Furies or Erinyes (ērĭnˈē-ēz) [key], in Greek and Roman religion and mythology, three daughters of Mother Earth, conceived from the blood of Uranus, when Kronos castrated him. They were powerful divinities that personified conscience and punished crimes against kindred blood, especially matricide. They were usually represented as winged women with serpent hair. Their names were Megaera [jealous], Tisiphone [blood avenger], and Alecto [unceasing in pursuit]. When called upon to act, they hounded their victims until they died in a "furor" of madness or torment. In the myth of Orestes they appear as Clytemnestra's agents of revenge. After Athena absolved Orestes of guilt in the murder of his mother, she gave the Furies a grotto at Athens where they received sacrifices and libations, and became euphemistically known as the Eumenides [kindly ones].
See Aeschylus' play, The Eumenides.
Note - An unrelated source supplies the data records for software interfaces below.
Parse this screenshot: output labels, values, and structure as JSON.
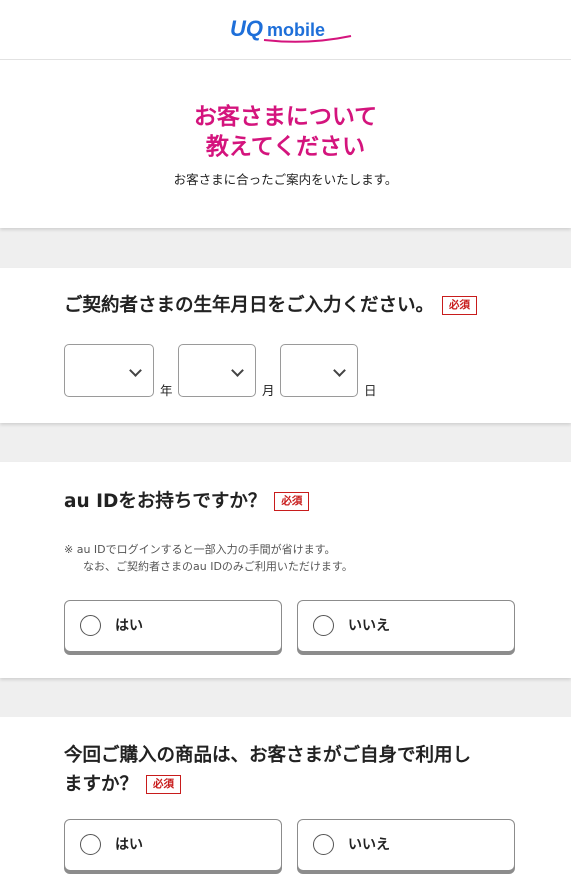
{
  "header": {
    "logo_uq": "UQ",
    "logo_mobile": "mobile"
  },
  "intro": {
    "title_line1": "お客さまについて",
    "title_line2": "教えてください",
    "subtitle": "お客さまに合ったご案内をいたします。"
  },
  "birthdate": {
    "question": "ご契約者さまの生年月日をご入力ください。",
    "required": "必須",
    "year_unit": "年",
    "month_unit": "月",
    "day_unit": "日"
  },
  "auid": {
    "question": "au IDをお持ちですか？",
    "required": "必須",
    "note_line1": "※ au IDでログインすると一部入力の手間が省けます。",
    "note_line2": "なお、ご契約者さまのau IDのみご利用いただけます。",
    "yes": "はい",
    "no": "いいえ"
  },
  "purchase": {
    "question_line1": "今回ご購入の商品は、お客さまがご自身で利用し",
    "question_line2": "ますか？",
    "required": "必須",
    "yes": "はい",
    "no": "いいえ"
  },
  "colors": {
    "accent_pink": "#d4147d",
    "logo_blue": "#1e6fd9",
    "required_red": "#c81c1c"
  }
}
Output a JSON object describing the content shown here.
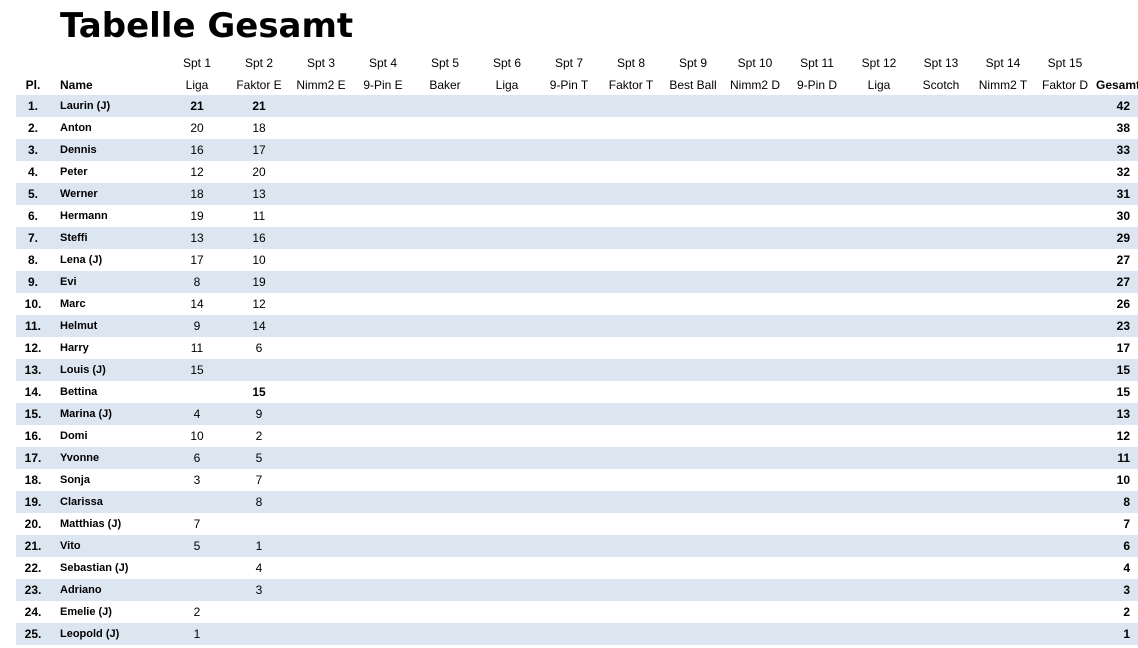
{
  "title": "Tabelle Gesamt",
  "header": {
    "pl": "Pl.",
    "name": "Name",
    "total": "Gesamt",
    "games": [
      {
        "no": "Spt 1",
        "type": "Liga"
      },
      {
        "no": "Spt 2",
        "type": "Faktor E"
      },
      {
        "no": "Spt 3",
        "type": "Nimm2 E"
      },
      {
        "no": "Spt 4",
        "type": "9-Pin E"
      },
      {
        "no": "Spt 5",
        "type": "Baker"
      },
      {
        "no": "Spt 6",
        "type": "Liga"
      },
      {
        "no": "Spt 7",
        "type": "9-Pin T"
      },
      {
        "no": "Spt 8",
        "type": "Faktor T"
      },
      {
        "no": "Spt 9",
        "type": "Best Ball"
      },
      {
        "no": "Spt 10",
        "type": "Nimm2 D"
      },
      {
        "no": "Spt 11",
        "type": "9-Pin D"
      },
      {
        "no": "Spt 12",
        "type": "Liga"
      },
      {
        "no": "Spt 13",
        "type": "Scotch"
      },
      {
        "no": "Spt 14",
        "type": "Nimm2 T"
      },
      {
        "no": "Spt 15",
        "type": "Faktor D"
      }
    ]
  },
  "rows": [
    {
      "pl": "1.",
      "name": "Laurin (J)",
      "s1": "21",
      "s2": "21",
      "total": "42",
      "bold1": true
    },
    {
      "pl": "2.",
      "name": "Anton",
      "s1": "20",
      "s2": "18",
      "total": "38"
    },
    {
      "pl": "3.",
      "name": "Dennis",
      "s1": "16",
      "s2": "17",
      "total": "33"
    },
    {
      "pl": "4.",
      "name": "Peter",
      "s1": "12",
      "s2": "20",
      "total": "32"
    },
    {
      "pl": "5.",
      "name": "Werner",
      "s1": "18",
      "s2": "13",
      "total": "31"
    },
    {
      "pl": "6.",
      "name": "Hermann",
      "s1": "19",
      "s2": "11",
      "total": "30"
    },
    {
      "pl": "7.",
      "name": "Steffi",
      "s1": "13",
      "s2": "16",
      "total": "29"
    },
    {
      "pl": "8.",
      "name": "Lena (J)",
      "s1": "17",
      "s2": "10",
      "total": "27"
    },
    {
      "pl": "9.",
      "name": "Evi",
      "s1": "8",
      "s2": "19",
      "total": "27"
    },
    {
      "pl": "10.",
      "name": "Marc",
      "s1": "14",
      "s2": "12",
      "total": "26"
    },
    {
      "pl": "11.",
      "name": "Helmut",
      "s1": "9",
      "s2": "14",
      "total": "23"
    },
    {
      "pl": "12.",
      "name": "Harry",
      "s1": "11",
      "s2": "6",
      "total": "17"
    },
    {
      "pl": "13.",
      "name": "Louis (J)",
      "s1": "15",
      "s2": "",
      "total": "15"
    },
    {
      "pl": "14.",
      "name": "Bettina",
      "s1": "",
      "s2": "15",
      "total": "15",
      "bold2": true
    },
    {
      "pl": "15.",
      "name": "Marina (J)",
      "s1": "4",
      "s2": "9",
      "total": "13"
    },
    {
      "pl": "16.",
      "name": "Domi",
      "s1": "10",
      "s2": "2",
      "total": "12"
    },
    {
      "pl": "17.",
      "name": "Yvonne",
      "s1": "6",
      "s2": "5",
      "total": "11"
    },
    {
      "pl": "18.",
      "name": "Sonja",
      "s1": "3",
      "s2": "7",
      "total": "10"
    },
    {
      "pl": "19.",
      "name": "Clarissa",
      "s1": "",
      "s2": "8",
      "total": "8"
    },
    {
      "pl": "20.",
      "name": "Matthias (J)",
      "s1": "7",
      "s2": "",
      "total": "7"
    },
    {
      "pl": "21.",
      "name": "Vito",
      "s1": "5",
      "s2": "1",
      "total": "6"
    },
    {
      "pl": "22.",
      "name": "Sebastian (J)",
      "s1": "",
      "s2": "4",
      "total": "4"
    },
    {
      "pl": "23.",
      "name": "Adriano",
      "s1": "",
      "s2": "3",
      "total": "3"
    },
    {
      "pl": "24.",
      "name": "Emelie (J)",
      "s1": "2",
      "s2": "",
      "total": "2"
    },
    {
      "pl": "25.",
      "name": "Leopold (J)",
      "s1": "1",
      "s2": "",
      "total": "1"
    }
  ],
  "colors": {
    "stripe": "#dce6f1",
    "background": "#ffffff",
    "text": "#000000"
  }
}
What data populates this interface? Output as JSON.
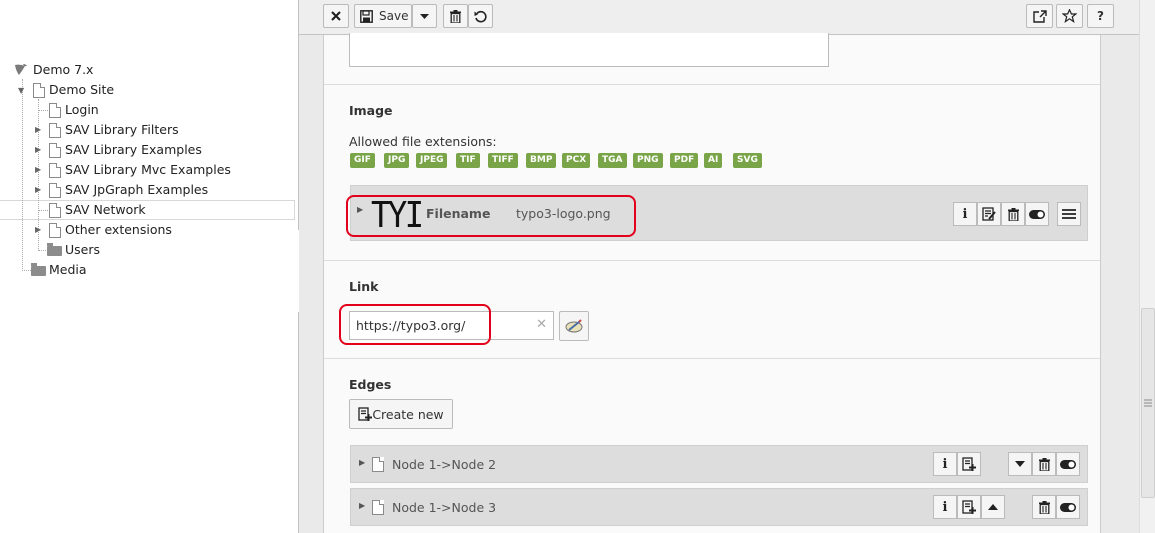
{
  "tree": {
    "root": {
      "label": "Demo 7.x",
      "icon": "typo3-logo-icon"
    },
    "items": [
      {
        "label": "Demo Site",
        "icon": "page-icon",
        "expanded": true
      },
      {
        "label": "Login",
        "icon": "page-icon"
      },
      {
        "label": "SAV Library Filters",
        "icon": "page-icon",
        "collapsed": true
      },
      {
        "label": "SAV Library Examples",
        "icon": "page-icon",
        "collapsed": true
      },
      {
        "label": "SAV Library Mvc Examples",
        "icon": "page-icon",
        "collapsed": true
      },
      {
        "label": "SAV JpGraph Examples",
        "icon": "page-icon",
        "collapsed": true
      },
      {
        "label": "SAV Network",
        "icon": "page-icon",
        "selected": true
      },
      {
        "label": "Other extensions",
        "icon": "page-icon",
        "collapsed": true
      },
      {
        "label": "Users",
        "icon": "folder-icon"
      },
      {
        "label": "Media",
        "icon": "folder-icon"
      }
    ]
  },
  "toolbar": {
    "close_icon": "close-icon",
    "save_label": "Save",
    "save_icon": "floppy-disk-icon",
    "dropdown_icon": "caret-down-icon",
    "delete_icon": "trash-icon",
    "undo_icon": "undo-icon",
    "open_new_window_icon": "external-link-icon",
    "bookmark_icon": "star-icon",
    "help_label": "?"
  },
  "image_field": {
    "label": "Image",
    "allowed_label": "Allowed file extensions:",
    "extensions": [
      "GIF",
      "JPG",
      "JPEG",
      "TIF",
      "TIFF",
      "BMP",
      "PCX",
      "TGA",
      "PNG",
      "PDF",
      "AI",
      "SVG"
    ],
    "file": {
      "thumb_text": "TYI",
      "filename_label": "Filename",
      "filename_value": "typo3-logo.png",
      "actions": [
        "info-icon",
        "edit-metadata-icon",
        "trash-icon",
        "toggle-icon",
        "drag-handle-icon"
      ]
    }
  },
  "link_field": {
    "label": "Link",
    "value": "https://typo3.org/",
    "clear_icon": "clear-icon",
    "wizard_icon": "link-wizard-icon"
  },
  "edges_field": {
    "label": "Edges",
    "create_label": "Create new",
    "records": [
      {
        "title": "Node 1->Node 2"
      },
      {
        "title": "Node 1->Node 3"
      }
    ]
  },
  "colors": {
    "badge_green": "#79a548",
    "highlight_red": "#e2001a",
    "typo3_orange": "#7a7a7a"
  }
}
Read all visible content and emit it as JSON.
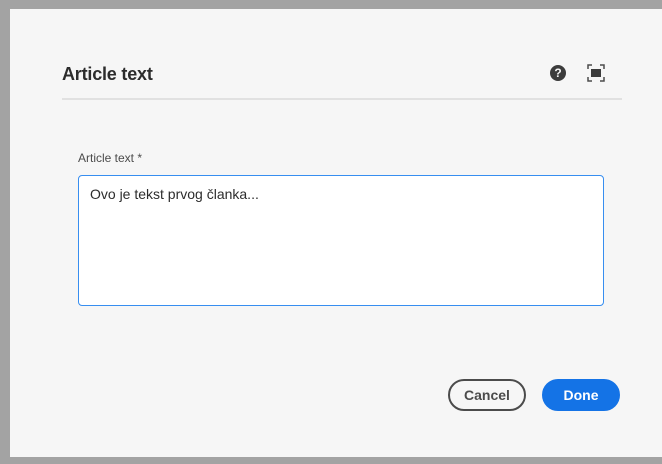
{
  "dialog": {
    "title": "Article text",
    "help_icon": "help-icon",
    "fullscreen_icon": "fullscreen-icon"
  },
  "field": {
    "label": "Article text *",
    "value": "Ovo je tekst prvog članka..."
  },
  "buttons": {
    "cancel_label": "Cancel",
    "done_label": "Done"
  },
  "colors": {
    "accent": "#1473e6",
    "focus_border": "#378ef0",
    "dialog_bg": "#f6f6f6",
    "backdrop": "#a3a3a3"
  }
}
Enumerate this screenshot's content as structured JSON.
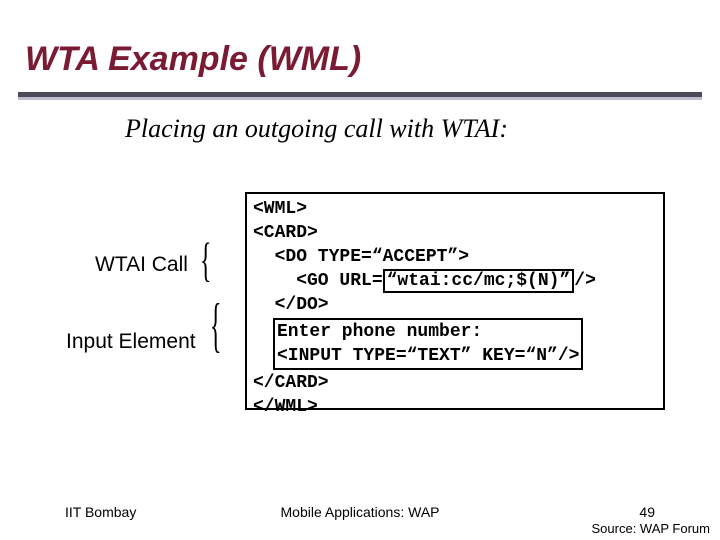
{
  "title": "WTA Example (WML)",
  "subtitle": "Placing an outgoing call with WTAI:",
  "labels": {
    "wtai_call": "WTAI Call",
    "input_element": "Input Element"
  },
  "code": {
    "l1": "<WML>",
    "l2": "<CARD>",
    "l3_a": "  <DO TYPE=“ACCEPT”>",
    "l4_a": "    <GO URL=",
    "l4_hl": "“wtai:cc/mc;$(N)”",
    "l4_b": "/>",
    "l5": "  </DO>",
    "l6_hl_a": "Enter phone number:",
    "l7_hl_a": "<INPUT TYPE=“TEXT” KEY=“N”/>",
    "l8": "</CARD>",
    "l9": "</WML>"
  },
  "footer": {
    "left": "IIT Bombay",
    "center": "Mobile Applications: WAP",
    "page": "49",
    "source": "Source: WAP Forum"
  }
}
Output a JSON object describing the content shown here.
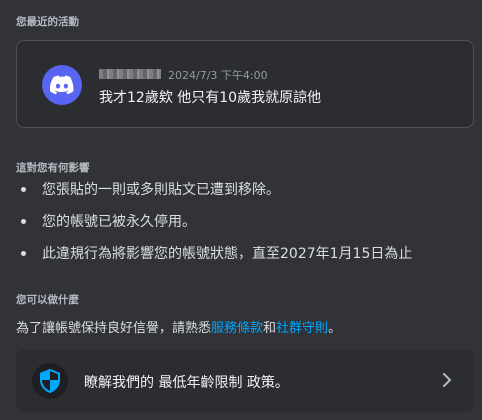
{
  "recent_activity": {
    "section_title": "您最近的活動",
    "message": {
      "timestamp": "2024/7/3 下午4:00",
      "content": "我才12歲欸 他只有10歲我就原諒他"
    }
  },
  "impact": {
    "section_title": "這對您有何影響",
    "items": [
      "您張貼的一則或多則貼文已遭到移除。",
      "您的帳號已被永久停用。",
      "此違規行為將影響您的帳號狀態，直至2027年1月15日為止"
    ]
  },
  "actions": {
    "section_title": "您可以做什麼",
    "guidelines_prefix": "為了讓帳號保持良好信譽，請熟悉",
    "terms_link": "服務條款",
    "conjunction": "和",
    "community_link": "社群守則",
    "guidelines_suffix": "。",
    "age_policy_text": "瞭解我們的 最低年齡限制 政策。"
  },
  "icons": {
    "avatar": "discord-logo-icon",
    "age_policy": "shield-icon",
    "chevron": "chevron-right-icon"
  },
  "colors": {
    "background": "#313338",
    "card": "#2b2d31",
    "blurple": "#5865f2",
    "link": "#00a8fc",
    "shield": "#00a8fc"
  }
}
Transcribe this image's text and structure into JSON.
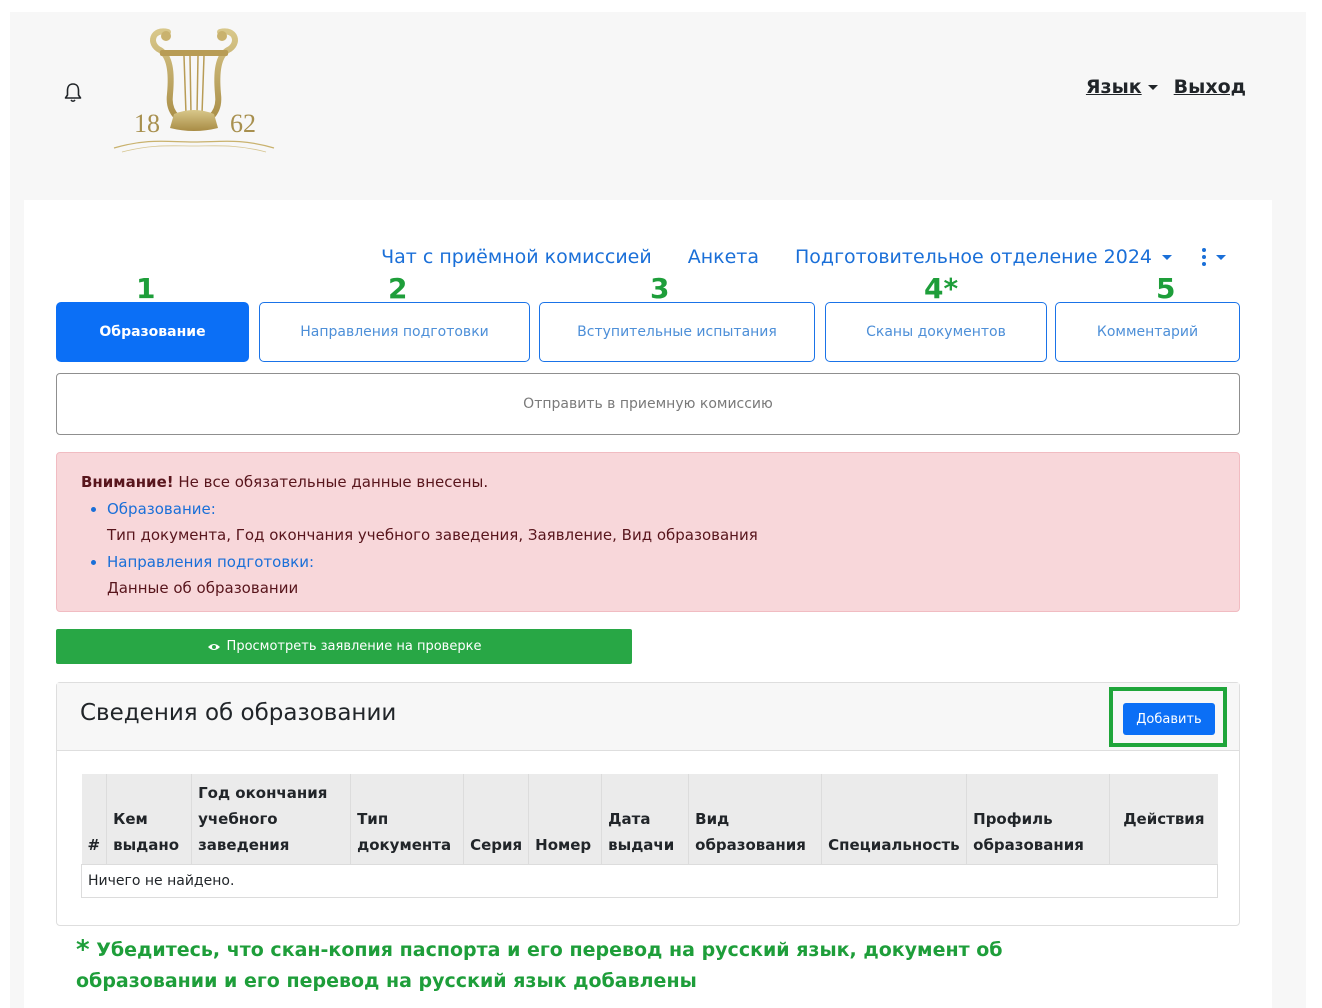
{
  "header": {
    "language_label": "Язык",
    "logout_label": "Выход",
    "logo_text_left": "18",
    "logo_text_right": "62"
  },
  "nav": {
    "chat_label": "Чат с приёмной комиссией",
    "questionnaire_label": "Анкета",
    "department_label": "Подготовительное отделение 2024"
  },
  "steps": [
    {
      "number": "1",
      "label": "Образование",
      "active": true
    },
    {
      "number": "2",
      "label": "Направления подготовки",
      "active": false
    },
    {
      "number": "3",
      "label": "Вступительные испытания",
      "active": false
    },
    {
      "number": "4*",
      "label": "Сканы документов",
      "active": false
    },
    {
      "number": "5",
      "label": "Комментарий",
      "active": false
    }
  ],
  "send_button_label": "Отправить в приемную комиссию",
  "alert": {
    "title": "Внимание!",
    "message": "Не все обязательные данные внесены.",
    "items": [
      {
        "link": "Образование:",
        "detail": "Тип документа, Год окончания учебного заведения, Заявление, Вид образования"
      },
      {
        "link": "Направления подготовки:",
        "detail": "Данные об образовании"
      }
    ]
  },
  "view_button_label": "Просмотреть заявление на проверке",
  "card": {
    "title": "Сведения об образовании",
    "add_button_label": "Добавить",
    "columns": [
      "#",
      "Кем выдано",
      "Год окончания учебного заведения",
      "Тип документа",
      "Серия",
      "Номер",
      "Дата выдачи",
      "Вид образования",
      "Специальность",
      "Профиль образования",
      "Действия"
    ],
    "empty_text": "Ничего не найдено."
  },
  "note": {
    "star": "*",
    "text": "Убедитесь, что скан-копия паспорта и его перевод на русский язык, документ об образовании и его перевод на русский язык добавлены"
  },
  "colors": {
    "primary": "#0b6ff6",
    "success": "#28a745",
    "step_number": "#1e9e3a",
    "alert_bg": "#f8d7da",
    "link": "#1a6fd8"
  }
}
The Columbia Electronic Encyclopedia, 6th ed. Copyright © 2012, Columbia University Press. All rights reserved.